Some people think mitzvahs are like taking out the garbage: You don’t accomplish much, but you’re in a mess if you don’t do it. Fortunately for us, that revolutionary 16th-century Kabbalist, the Arizal, came along and explained the amazing utility of mitzvahs—how every mitzvah has its particular tikkun by which it brightens up the universe.

Shabbat lifts the entire world up to a higher plane. Keeping kosher (and saying a berachah) elevates the act of eating, along with all the kosher plants and animals that exist. Keeping the rules of the mikvah creates an intimate union between G‑d and His creation. Providing for the needy introduces the universe to new sources of life.

Most of what we do in life just swishes around the colors; but mitzvahs open up new channels, causing fundamental changes in the balance of things. Learn about the awesome impact of each mitzvah, and you’ll do them in an enlightened state. Some of this is presented in a fun way in Why Celebrate?

What about all the “don’ts” in Torah? Here’s news that can change your life: Nothing shakes the cosmos, lifts your soul and transforms the core of your being like “not doing.” Read one of the most meaningful stories I know, The Glory of Doing Nothing, to get that one.

3. Smile—you’re flying high!

Not turned on by transforming the universe? Well, what about your own sweet soul? A mitzvah is a socket for the soul that plugs it in to the Source of All Being.10 All of life is worth it just for what the soul gets out of a single mitzvah, as the Mishnah goes, “One moment of turning back to your origin and doing good deeds in this world is totally cooler than all the life of the world to come.”11 And it doesn’t matter who you are, or what you were doing a moment before, or what’s going to be with you a moment later—get a kick out of what the Tzemach Tzedek has to say on this.

Don’t feel anything? That’s good—because if you would, your neurons would be sizzle-fried. See Happiness is Being There to get what I’m talking about.
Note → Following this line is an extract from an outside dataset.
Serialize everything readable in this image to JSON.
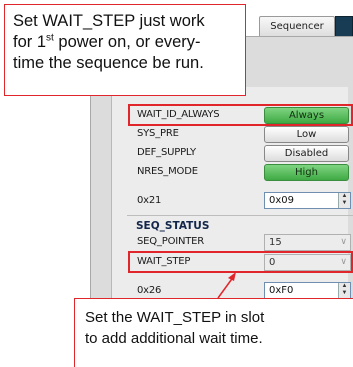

With your soul so in tune, your brain, heart and kishkes are all rocketed up to a whole new plane as well. Doing a mitzvah with joy transforms you totally—every last cell in your body. That’s why Rav Sheshet would make a party once a month and declare, “Celebrate, my soul! For you I learned Torah!”12

4. Smile—and don’t be so stuck-up!

The bigger you think you are, the harder it becomes to pick yourself up. If you’re saying, “So, He’s the Creator of the Universe. But does He know who I am?”—then celebrating won’t come easy. Like David, King of Israel, declared a few lines above, don’t take yourself so seriously and you’ll have a lot more fun. Here’s some potent words on the marriage of humility and happiness from Rabbi Shalom Dovber of Lubavitch.

Oh, and one last thing: Celebrations require funny hats and things hanging from the ceiling. No, I’m not telling you to run out and buy a fedora, but I am telling you to clean up your Shabbat act. Nowhere does it say that Shabbat is obligated to give us pleasure; what it does say is that we are to give pleasure to Shabbat—and when we do that, we’re guaranteed a great return on our investment.

So, get some special guests to your table. Prepare some beautiful words of Torah in advance. Rest up beforehand; maybe spend some time on Friday at the spa. Learn some Shabbat songs to sing at the table. Serve fine wine, and vary the cuisine. If you rejoice in the Shabbat, Shabbat will rejoice in you.